(Page and application data records)
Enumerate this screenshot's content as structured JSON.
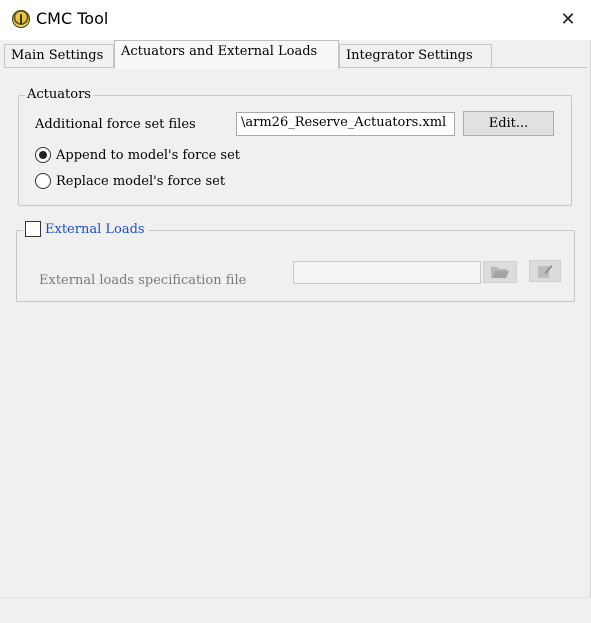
{
  "window": {
    "title": "CMC Tool",
    "close_glyph": "✕"
  },
  "tabs": [
    {
      "label": "Main Settings"
    },
    {
      "label": "Actuators and External Loads"
    },
    {
      "label": "Integrator Settings"
    }
  ],
  "actuators": {
    "legend": "Actuators",
    "force_set_label": "Additional force set files",
    "force_set_value": "\\arm26_Reserve_Actuators.xml",
    "edit_button": "Edit...",
    "radio_append": "Append to model's force set",
    "radio_replace": "Replace model's force set",
    "selected": "append"
  },
  "external_loads": {
    "legend": "External Loads",
    "checked": false,
    "spec_label": "External loads specification file",
    "spec_value": "",
    "icons": {
      "browse": "folder-open-icon",
      "edit": "edit-file-icon"
    }
  },
  "colors": {
    "accent_link": "#1d4ec4",
    "disabled_text": "#7a7a7a"
  }
}
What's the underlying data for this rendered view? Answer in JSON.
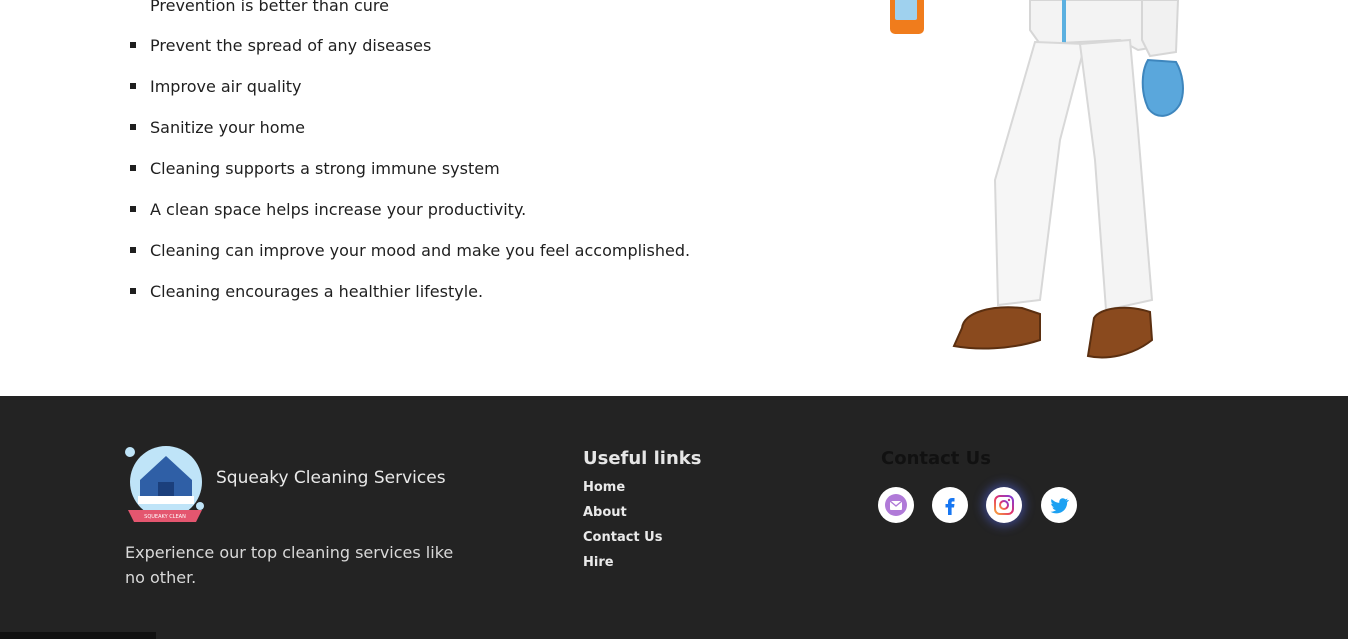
{
  "benefits": {
    "partial_item": "Prevention is better than cure",
    "items": [
      "Prevent the spread of any diseases",
      "Improve air quality",
      "Sanitize your home",
      "Cleaning supports a strong immune system",
      "A clean space helps increase your productivity.",
      "Cleaning can improve your mood and make you feel accomplished.",
      "Cleaning encourages a healthier lifestyle."
    ]
  },
  "illustration": {
    "icon": "cleaner-person-illustration"
  },
  "footer": {
    "brand": {
      "name": "Squeaky Cleaning Services",
      "logo_text": "SQUEAKY CLEAN",
      "tagline": "Experience our top cleaning services like no other."
    },
    "links": {
      "title": "Useful links",
      "items": [
        "Home",
        "About",
        "Contact Us",
        "Hire"
      ]
    },
    "contact": {
      "title": "Contact Us",
      "socials": [
        "email-icon",
        "facebook-icon",
        "instagram-icon",
        "twitter-icon"
      ]
    }
  },
  "colors": {
    "footer_bg": "#232323",
    "facebook": "#1877f2",
    "twitter": "#1da1f2",
    "email": "#b07ad8"
  }
}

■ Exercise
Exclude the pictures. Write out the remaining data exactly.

■ Problem solution
Enumerate this screenshot's content as structured JSON.
{
  "window": {
    "title": "CMC Tool",
    "close_glyph": "✕"
  },
  "tabs": [
    {
      "label": "Main Settings"
    },
    {
      "label": "Actuators and External Loads"
    },
    {
      "label": "Integrator Settings"
    }
  ],
  "actuators": {
    "legend": "Actuators",
    "force_set_label": "Additional force set files",
    "force_set_value": "\\arm26_Reserve_Actuators.xml",
    "edit_button": "Edit...",
    "radio_append": "Append to model's force set",
    "radio_replace": "Replace model's force set",
    "selected": "append"
  },
  "external_loads": {
    "legend": "External Loads",
    "checked": false,
    "spec_label": "External loads specification file",
    "spec_value": "",
    "icons": {
      "browse": "folder-open-icon",
      "edit": "edit-file-icon"
    }
  },
  "colors": {
    "accent_link": "#1d4ec4",
    "disabled_text": "#7a7a7a"
  }
}
What's the underlying data for this rendered view? Answer in JSON.
{
  "benefits": {
    "partial_item": "Prevention is better than cure",
    "items": [
      "Prevent the spread of any diseases",
      "Improve air quality",
      "Sanitize your home",
      "Cleaning supports a strong immune system",
      "A clean space helps increase your productivity.",
      "Cleaning can improve your mood and make you feel accomplished.",
      "Cleaning encourages a healthier lifestyle."
    ]
  },
  "illustration": {
    "icon": "cleaner-person-illustration"
  },
  "footer": {
    "brand": {
      "name": "Squeaky Cleaning Services",
      "logo_text": "SQUEAKY CLEAN",
      "tagline": "Experience our top cleaning services like no other."
    },
    "links": {
      "title": "Useful links",
      "items": [
        "Home",
        "About",
        "Contact Us",
        "Hire"
      ]
    },
    "contact": {
      "title": "Contact Us",
      "socials": [
        "email-icon",
        "facebook-icon",
        "instagram-icon",
        "twitter-icon"
      ]
    }
  },
  "colors": {
    "footer_bg": "#232323",
    "facebook": "#1877f2",
    "twitter": "#1da1f2",
    "email": "#b07ad8"
  }
}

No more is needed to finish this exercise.